TASK DESCRIPTION:
Gather all lines with "Musterberg" from the records.

[Records from a dataset]
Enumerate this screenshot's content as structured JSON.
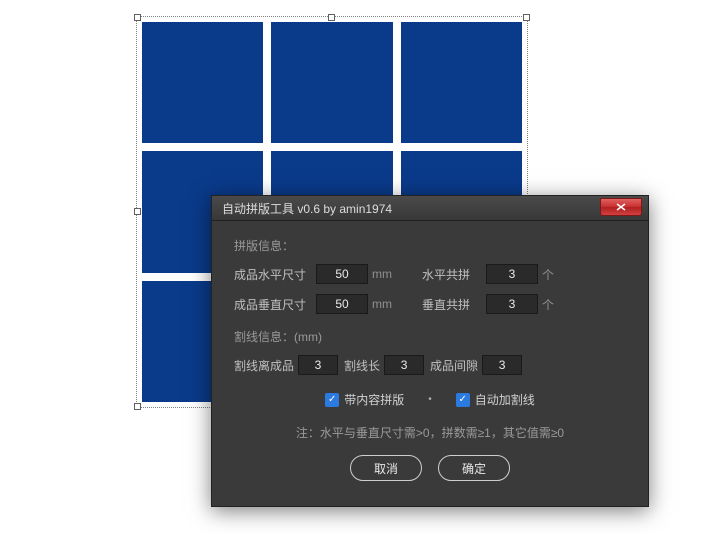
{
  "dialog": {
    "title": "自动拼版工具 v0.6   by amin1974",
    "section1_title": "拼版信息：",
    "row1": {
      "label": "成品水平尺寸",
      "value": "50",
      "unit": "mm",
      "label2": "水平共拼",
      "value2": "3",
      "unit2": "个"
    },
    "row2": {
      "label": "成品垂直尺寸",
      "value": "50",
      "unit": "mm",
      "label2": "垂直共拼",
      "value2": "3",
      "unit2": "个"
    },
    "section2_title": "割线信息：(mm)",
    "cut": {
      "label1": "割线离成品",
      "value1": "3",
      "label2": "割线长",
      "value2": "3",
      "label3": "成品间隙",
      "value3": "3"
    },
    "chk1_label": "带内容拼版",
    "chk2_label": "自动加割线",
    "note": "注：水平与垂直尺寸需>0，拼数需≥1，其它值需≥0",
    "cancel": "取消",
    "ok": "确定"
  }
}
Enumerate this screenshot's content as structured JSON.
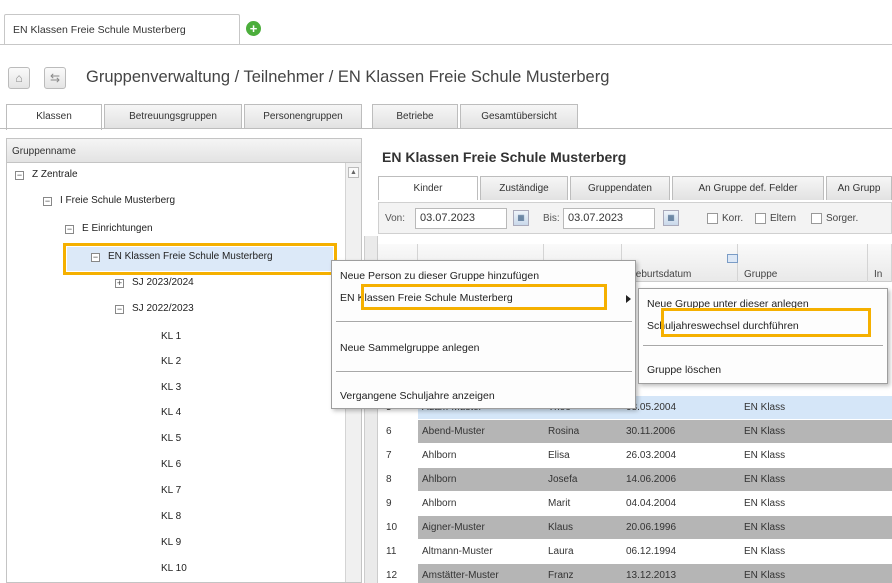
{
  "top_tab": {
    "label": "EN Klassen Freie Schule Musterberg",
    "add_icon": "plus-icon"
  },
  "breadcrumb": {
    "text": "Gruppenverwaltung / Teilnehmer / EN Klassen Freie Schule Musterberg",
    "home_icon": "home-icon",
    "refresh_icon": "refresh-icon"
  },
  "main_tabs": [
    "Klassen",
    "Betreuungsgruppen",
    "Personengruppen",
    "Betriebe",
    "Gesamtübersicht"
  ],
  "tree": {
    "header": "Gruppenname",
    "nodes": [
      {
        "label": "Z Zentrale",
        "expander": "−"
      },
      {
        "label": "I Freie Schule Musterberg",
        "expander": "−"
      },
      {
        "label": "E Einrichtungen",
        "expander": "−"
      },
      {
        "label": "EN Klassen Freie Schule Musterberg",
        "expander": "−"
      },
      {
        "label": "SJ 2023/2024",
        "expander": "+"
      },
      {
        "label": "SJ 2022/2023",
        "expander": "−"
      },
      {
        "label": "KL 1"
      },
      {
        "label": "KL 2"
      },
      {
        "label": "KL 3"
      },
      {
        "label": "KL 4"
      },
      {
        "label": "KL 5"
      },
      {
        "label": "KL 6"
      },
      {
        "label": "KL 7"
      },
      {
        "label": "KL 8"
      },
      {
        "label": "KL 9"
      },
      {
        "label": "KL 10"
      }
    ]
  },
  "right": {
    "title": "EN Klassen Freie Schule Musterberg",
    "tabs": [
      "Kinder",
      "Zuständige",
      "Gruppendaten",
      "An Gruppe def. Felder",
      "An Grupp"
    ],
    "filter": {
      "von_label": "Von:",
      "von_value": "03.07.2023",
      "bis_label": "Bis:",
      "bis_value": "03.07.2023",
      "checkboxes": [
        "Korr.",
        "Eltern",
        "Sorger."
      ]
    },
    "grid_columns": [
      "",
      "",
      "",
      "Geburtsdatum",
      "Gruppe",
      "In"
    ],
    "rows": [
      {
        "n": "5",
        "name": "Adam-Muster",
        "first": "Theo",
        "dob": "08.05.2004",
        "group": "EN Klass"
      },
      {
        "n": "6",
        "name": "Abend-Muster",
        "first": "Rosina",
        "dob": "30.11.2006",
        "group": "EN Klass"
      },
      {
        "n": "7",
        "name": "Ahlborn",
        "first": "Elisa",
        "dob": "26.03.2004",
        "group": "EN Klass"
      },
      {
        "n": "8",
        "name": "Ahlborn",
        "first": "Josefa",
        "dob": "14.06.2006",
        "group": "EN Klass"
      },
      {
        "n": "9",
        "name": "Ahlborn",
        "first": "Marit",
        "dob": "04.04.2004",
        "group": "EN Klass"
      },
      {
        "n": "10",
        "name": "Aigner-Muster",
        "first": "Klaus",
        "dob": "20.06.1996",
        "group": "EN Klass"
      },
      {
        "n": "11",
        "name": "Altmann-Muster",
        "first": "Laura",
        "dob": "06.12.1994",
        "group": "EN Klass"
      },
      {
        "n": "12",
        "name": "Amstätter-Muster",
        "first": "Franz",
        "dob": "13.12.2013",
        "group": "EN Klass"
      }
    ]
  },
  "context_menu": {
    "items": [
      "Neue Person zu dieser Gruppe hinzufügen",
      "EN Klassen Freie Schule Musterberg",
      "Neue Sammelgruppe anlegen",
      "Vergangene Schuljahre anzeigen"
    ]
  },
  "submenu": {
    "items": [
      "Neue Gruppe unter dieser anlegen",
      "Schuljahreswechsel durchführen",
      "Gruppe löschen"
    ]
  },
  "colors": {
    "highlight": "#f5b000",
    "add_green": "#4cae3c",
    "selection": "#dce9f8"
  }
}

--

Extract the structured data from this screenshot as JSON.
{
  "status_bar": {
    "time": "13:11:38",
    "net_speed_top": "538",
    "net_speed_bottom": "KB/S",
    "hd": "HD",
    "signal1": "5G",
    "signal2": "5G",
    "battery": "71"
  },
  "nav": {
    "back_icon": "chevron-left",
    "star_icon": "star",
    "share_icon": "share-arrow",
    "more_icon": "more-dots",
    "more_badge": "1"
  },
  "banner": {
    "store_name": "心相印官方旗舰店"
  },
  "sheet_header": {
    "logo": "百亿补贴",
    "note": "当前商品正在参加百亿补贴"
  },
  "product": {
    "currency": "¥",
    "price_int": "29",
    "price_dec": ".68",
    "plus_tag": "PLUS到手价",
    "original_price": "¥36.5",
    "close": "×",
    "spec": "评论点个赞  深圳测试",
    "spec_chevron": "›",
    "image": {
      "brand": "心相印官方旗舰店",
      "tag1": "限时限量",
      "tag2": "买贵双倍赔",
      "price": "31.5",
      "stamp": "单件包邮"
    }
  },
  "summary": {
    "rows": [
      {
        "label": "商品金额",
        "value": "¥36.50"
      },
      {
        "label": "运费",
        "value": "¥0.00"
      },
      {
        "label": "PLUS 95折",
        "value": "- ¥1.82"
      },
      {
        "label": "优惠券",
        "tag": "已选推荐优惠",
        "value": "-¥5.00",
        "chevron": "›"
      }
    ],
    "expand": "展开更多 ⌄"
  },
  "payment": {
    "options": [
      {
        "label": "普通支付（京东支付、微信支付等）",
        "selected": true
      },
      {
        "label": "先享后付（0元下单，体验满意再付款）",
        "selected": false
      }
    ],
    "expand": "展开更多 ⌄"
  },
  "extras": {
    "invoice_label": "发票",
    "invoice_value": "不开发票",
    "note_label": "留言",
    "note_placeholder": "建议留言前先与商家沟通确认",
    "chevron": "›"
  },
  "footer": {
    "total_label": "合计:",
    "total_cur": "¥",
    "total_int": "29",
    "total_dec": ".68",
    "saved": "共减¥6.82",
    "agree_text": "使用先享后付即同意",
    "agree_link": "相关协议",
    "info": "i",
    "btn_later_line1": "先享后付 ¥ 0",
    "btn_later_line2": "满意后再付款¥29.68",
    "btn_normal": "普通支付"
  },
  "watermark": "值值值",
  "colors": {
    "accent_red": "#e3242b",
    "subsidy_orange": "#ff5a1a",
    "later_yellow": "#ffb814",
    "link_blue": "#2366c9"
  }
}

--

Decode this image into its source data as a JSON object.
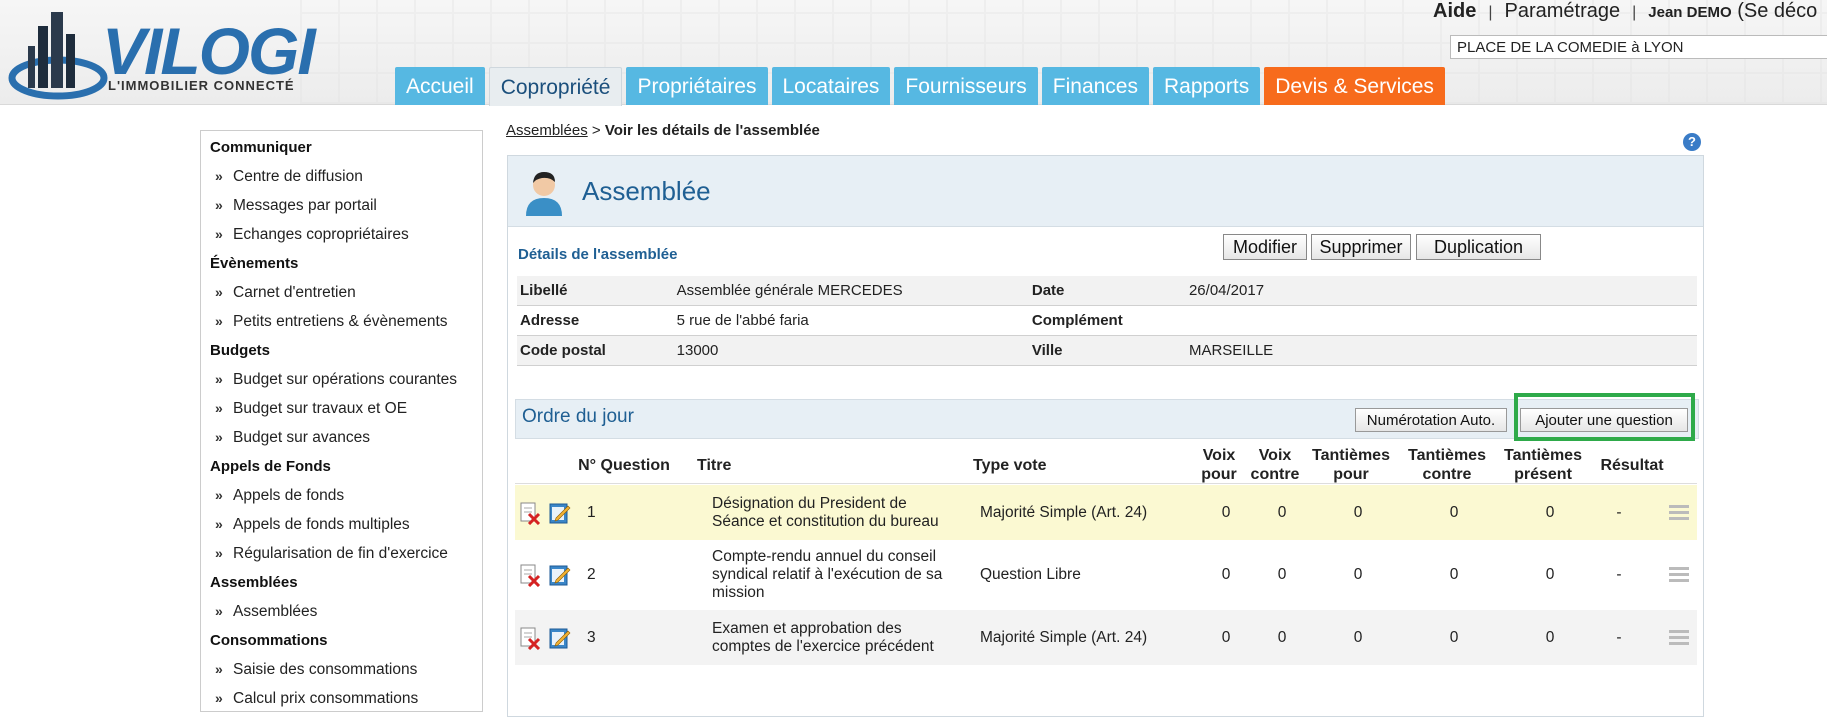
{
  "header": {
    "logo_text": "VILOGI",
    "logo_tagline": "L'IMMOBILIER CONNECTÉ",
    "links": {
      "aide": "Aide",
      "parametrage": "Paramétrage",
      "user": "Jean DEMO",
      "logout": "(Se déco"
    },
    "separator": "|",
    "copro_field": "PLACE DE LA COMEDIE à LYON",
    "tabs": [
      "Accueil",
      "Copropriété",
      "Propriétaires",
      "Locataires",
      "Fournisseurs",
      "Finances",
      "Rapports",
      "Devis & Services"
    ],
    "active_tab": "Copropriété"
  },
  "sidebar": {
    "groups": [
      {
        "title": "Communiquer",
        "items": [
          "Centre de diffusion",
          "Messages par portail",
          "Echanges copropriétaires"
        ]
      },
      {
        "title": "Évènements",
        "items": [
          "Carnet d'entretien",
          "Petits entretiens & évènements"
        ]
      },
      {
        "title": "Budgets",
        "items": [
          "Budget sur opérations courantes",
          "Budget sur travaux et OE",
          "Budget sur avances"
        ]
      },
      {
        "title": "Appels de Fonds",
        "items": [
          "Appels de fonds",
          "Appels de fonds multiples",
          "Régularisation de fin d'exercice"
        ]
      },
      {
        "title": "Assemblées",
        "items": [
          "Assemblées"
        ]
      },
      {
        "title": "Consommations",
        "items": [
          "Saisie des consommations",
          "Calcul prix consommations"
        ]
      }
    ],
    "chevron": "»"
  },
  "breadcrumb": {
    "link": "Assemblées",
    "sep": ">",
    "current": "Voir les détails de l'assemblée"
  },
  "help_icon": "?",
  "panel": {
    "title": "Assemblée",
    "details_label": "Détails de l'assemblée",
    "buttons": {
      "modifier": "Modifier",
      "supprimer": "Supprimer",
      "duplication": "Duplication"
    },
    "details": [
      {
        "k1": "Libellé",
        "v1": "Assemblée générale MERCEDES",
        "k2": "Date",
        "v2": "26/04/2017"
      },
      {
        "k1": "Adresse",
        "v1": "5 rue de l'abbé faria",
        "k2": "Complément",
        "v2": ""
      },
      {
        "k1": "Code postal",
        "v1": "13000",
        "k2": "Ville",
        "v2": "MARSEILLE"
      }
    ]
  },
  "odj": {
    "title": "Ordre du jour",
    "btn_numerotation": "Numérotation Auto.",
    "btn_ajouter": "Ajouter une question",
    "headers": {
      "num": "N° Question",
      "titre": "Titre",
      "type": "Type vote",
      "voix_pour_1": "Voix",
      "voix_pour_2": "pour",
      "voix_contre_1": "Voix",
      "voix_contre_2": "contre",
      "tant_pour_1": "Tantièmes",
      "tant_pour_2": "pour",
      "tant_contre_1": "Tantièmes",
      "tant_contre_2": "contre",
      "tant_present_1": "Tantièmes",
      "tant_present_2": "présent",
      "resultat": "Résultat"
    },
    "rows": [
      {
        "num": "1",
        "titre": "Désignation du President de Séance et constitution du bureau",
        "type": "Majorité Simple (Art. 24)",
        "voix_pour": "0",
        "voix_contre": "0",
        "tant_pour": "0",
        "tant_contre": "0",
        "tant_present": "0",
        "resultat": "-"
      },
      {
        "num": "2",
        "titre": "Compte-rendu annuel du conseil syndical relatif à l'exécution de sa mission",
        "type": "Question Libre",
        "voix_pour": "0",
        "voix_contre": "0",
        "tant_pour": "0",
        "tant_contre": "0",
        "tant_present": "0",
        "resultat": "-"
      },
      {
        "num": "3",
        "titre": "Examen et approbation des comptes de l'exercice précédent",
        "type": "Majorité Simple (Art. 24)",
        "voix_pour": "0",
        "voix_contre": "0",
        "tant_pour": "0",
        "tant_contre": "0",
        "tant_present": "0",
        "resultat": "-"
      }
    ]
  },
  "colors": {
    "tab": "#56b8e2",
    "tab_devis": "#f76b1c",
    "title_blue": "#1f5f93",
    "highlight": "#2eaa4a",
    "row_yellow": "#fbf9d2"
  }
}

RESPONSE AREA:
    "label": "EN Klassen Freie Schule Musterberg",
    "text": "Gruppenverwaltung / Teilnehmer / EN Klassen Freie Schule Musterberg",
        "label": "I Freie Schule Musterberg",
        "label": "EN Klassen Freie Schule Musterberg",
    "title": "EN Klassen Freie Schule Musterberg",
      "EN Klassen Freie Schule Musterberg",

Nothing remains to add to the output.